[Entries supplied]
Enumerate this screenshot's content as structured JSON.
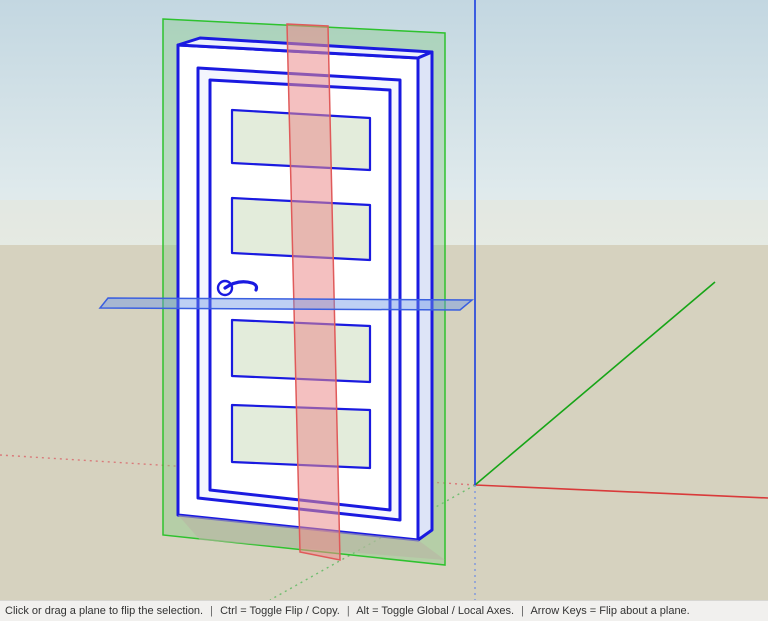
{
  "statusbar": {
    "hint_main": "Click or drag a plane to flip the selection.",
    "hint_ctrl": "Ctrl = Toggle Flip / Copy.",
    "hint_alt": "Alt = Toggle Global / Local Axes.",
    "hint_arrows": "Arrow Keys = Flip about a plane.",
    "separator": "|"
  },
  "scene": {
    "sky_top": "#c3d7e1",
    "sky_bottom": "#e7efef",
    "ground": "#d6d2bf",
    "axis_red": "#e03030",
    "axis_green": "#17a517",
    "axis_blue": "#1a3ee0",
    "door_outline": "#1a1ae0",
    "door_face": "#ffffff",
    "plane_red": "rgba(230,120,120,0.55)",
    "plane_green": "rgba(130,200,130,0.45)",
    "plane_blue": "rgba(110,150,230,0.45)"
  }
}
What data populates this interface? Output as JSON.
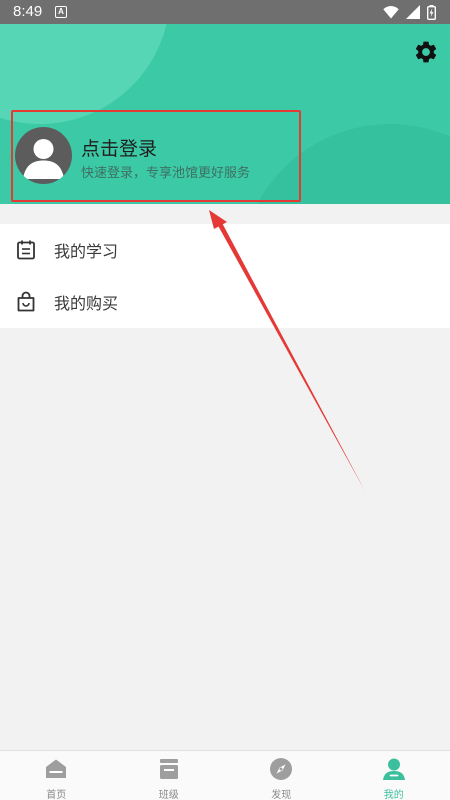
{
  "status_bar": {
    "time": "8:49",
    "notification_letter": "A",
    "icons": [
      "wifi-icon",
      "signal-icon",
      "battery-charging-icon"
    ]
  },
  "header": {
    "settings_icon": "gear-icon",
    "login_card": {
      "title": "点击登录",
      "subtitle": "快速登录，专享池馆更好服务",
      "avatar_icon": "default-avatar-icon"
    }
  },
  "menu": {
    "items": [
      {
        "label": "我的学习",
        "icon": "calendar-list-icon"
      },
      {
        "label": "我的购买",
        "icon": "shopping-bag-icon"
      }
    ]
  },
  "tabbar": {
    "tabs": [
      {
        "label": "首页",
        "icon": "home-icon",
        "active": false
      },
      {
        "label": "班级",
        "icon": "class-icon",
        "active": false
      },
      {
        "label": "发现",
        "icon": "compass-icon",
        "active": false
      },
      {
        "label": "我的",
        "icon": "profile-icon",
        "active": true
      }
    ]
  },
  "colors": {
    "brand": "#3ccaa6",
    "active_tab": "#3cbf9d",
    "annotation": "#e53935",
    "status_bar": "#6f6f6f"
  }
}
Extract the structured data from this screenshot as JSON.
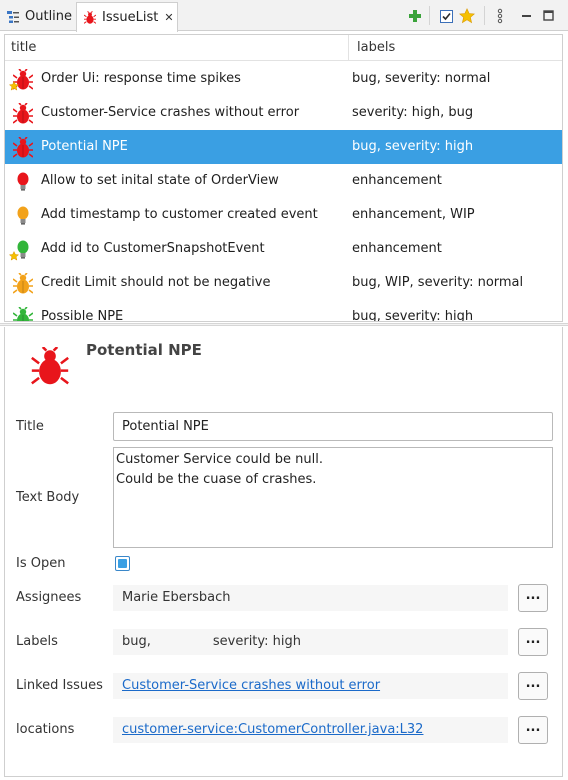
{
  "tabs": [
    {
      "label": "Outline",
      "icon": "outline-icon"
    },
    {
      "label": "IssueList",
      "icon": "bug-icon",
      "close": "✕"
    }
  ],
  "toolbar": {
    "add_icon": "add-icon",
    "check_icon": "checkbox-icon",
    "star_icon": "star-icon",
    "menu_icon": "view-menu-icon",
    "minimize_icon": "minimize-icon",
    "maximize_icon": "maximize-icon"
  },
  "table": {
    "columns": [
      "title",
      "labels"
    ],
    "rows": [
      {
        "title": "Order Ui: response time spikes",
        "labels": "bug, severity: normal",
        "icon": "bug-icon",
        "color": "#e8151b",
        "starred": true,
        "selected": false
      },
      {
        "title": "Customer-Service crashes without error",
        "labels": "severity: high, bug",
        "icon": "bug-icon",
        "color": "#e8151b",
        "starred": false,
        "selected": false
      },
      {
        "title": "Potential NPE",
        "labels": "bug, severity: high",
        "icon": "bug-icon",
        "color": "#e8151b",
        "starred": false,
        "selected": true
      },
      {
        "title": "Allow to set inital state of OrderView",
        "labels": "enhancement",
        "icon": "lightbulb-icon",
        "color": "#e8151b",
        "starred": false,
        "selected": false
      },
      {
        "title": "Add timestamp to customer created event",
        "labels": "enhancement, WIP",
        "icon": "lightbulb-icon",
        "color": "#f2a21b",
        "starred": false,
        "selected": false
      },
      {
        "title": "Add id to CustomerSnapshotEvent",
        "labels": "enhancement",
        "icon": "lightbulb-icon",
        "color": "#32b53a",
        "starred": true,
        "selected": false
      },
      {
        "title": "Credit Limit should not be negative",
        "labels": "bug, WIP, severity: normal",
        "icon": "bug-icon",
        "color": "#f2a21b",
        "starred": false,
        "selected": false
      },
      {
        "title": "Possible NPE",
        "labels": "bug, severity: high",
        "icon": "bug-icon",
        "color": "#32b53a",
        "starred": false,
        "selected": false
      }
    ]
  },
  "detail": {
    "heading": "Potential NPE",
    "icon": "bug-icon",
    "icon_color": "#e8151b",
    "title_label": "Title",
    "title_value": "Potential NPE",
    "body_label": "Text Body",
    "body_value": "Customer Service could be null.\nCould be the cuase of crashes.",
    "open_label": "Is Open",
    "is_open": true,
    "assignees_label": "Assignees",
    "assignees_value": "Marie Ebersbach",
    "labels_label": "Labels",
    "labels_values": [
      "bug,",
      "severity: high"
    ],
    "linked_label": "Linked Issues",
    "linked_value": "Customer-Service crashes without error",
    "locations_label": "locations",
    "locations_value": "customer-service:CustomerController.java:L32",
    "dots_label": "..."
  }
}
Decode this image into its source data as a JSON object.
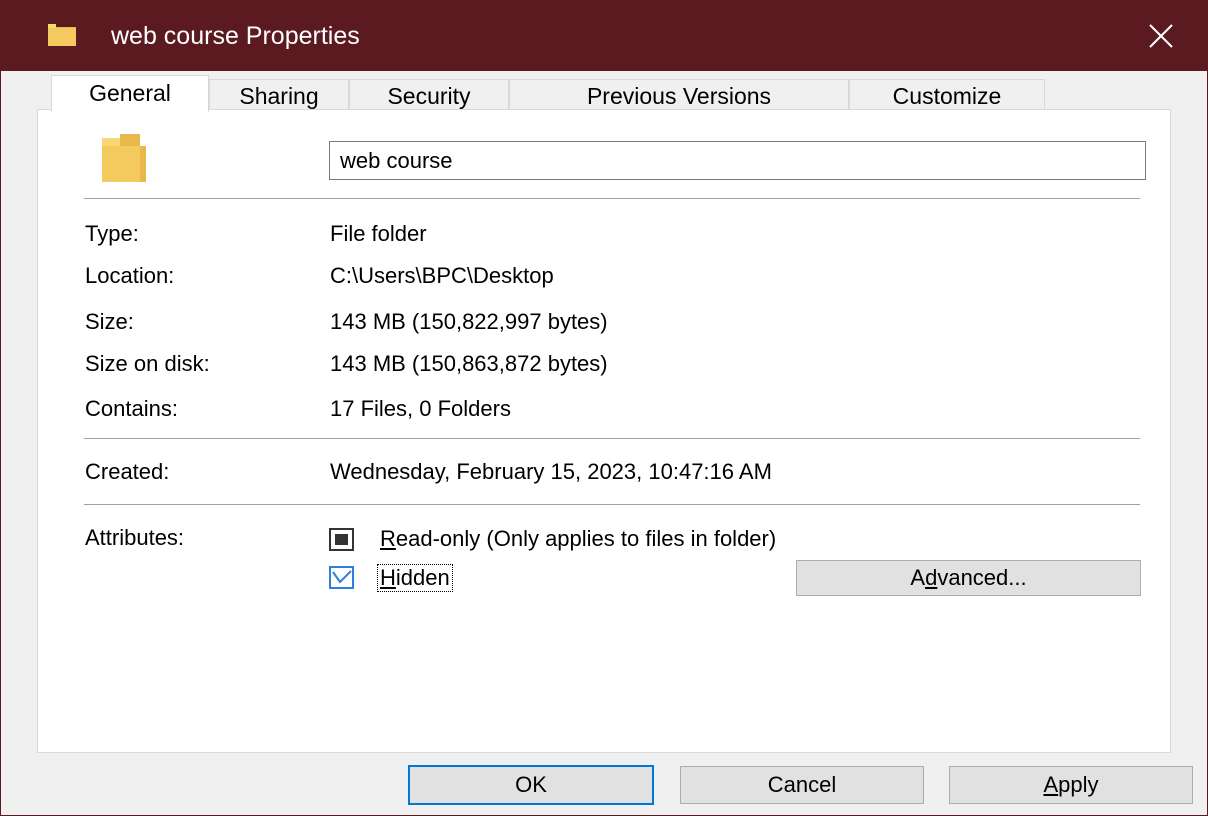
{
  "window": {
    "title": "web course Properties",
    "accent_color": "#5b1a20",
    "icon": "folder-icon",
    "close_icon": "close-icon"
  },
  "tabs": [
    {
      "label": "General",
      "active": true
    },
    {
      "label": "Sharing",
      "active": false
    },
    {
      "label": "Security",
      "active": false
    },
    {
      "label": "Previous Versions",
      "active": false
    },
    {
      "label": "Customize",
      "active": false
    }
  ],
  "general": {
    "folder_name": "web course",
    "properties": [
      {
        "label": "Type:",
        "value": "File folder"
      },
      {
        "label": "Location:",
        "value": "C:\\Users\\BPC\\Desktop"
      },
      {
        "label": "Size:",
        "value": "143 MB (150,822,997 bytes)"
      },
      {
        "label": "Size on disk:",
        "value": "143 MB (150,863,872 bytes)"
      },
      {
        "label": "Contains:",
        "value": "17 Files, 0 Folders"
      }
    ],
    "created": {
      "label": "Created:",
      "value": "Wednesday, February 15, 2023, 10:47:16 AM"
    },
    "attributes": {
      "label": "Attributes:",
      "readonly": {
        "first_letter": "R",
        "rest": "ead-only (Only applies to files in folder)",
        "state": "indeterminate"
      },
      "hidden": {
        "first_letter": "H",
        "rest": "idden",
        "state": "checked"
      },
      "advanced_button": {
        "before": "A",
        "underlined": "d",
        "after": "vanced..."
      }
    }
  },
  "footer": {
    "ok": "OK",
    "cancel": "Cancel",
    "apply": {
      "underlined": "A",
      "rest": "pply"
    }
  }
}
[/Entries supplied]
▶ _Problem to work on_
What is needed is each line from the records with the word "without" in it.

▶ _Answer for this exercise_
        "title": "Customer-Service crashes without error",
    "linked_value": "Customer-Service crashes without error",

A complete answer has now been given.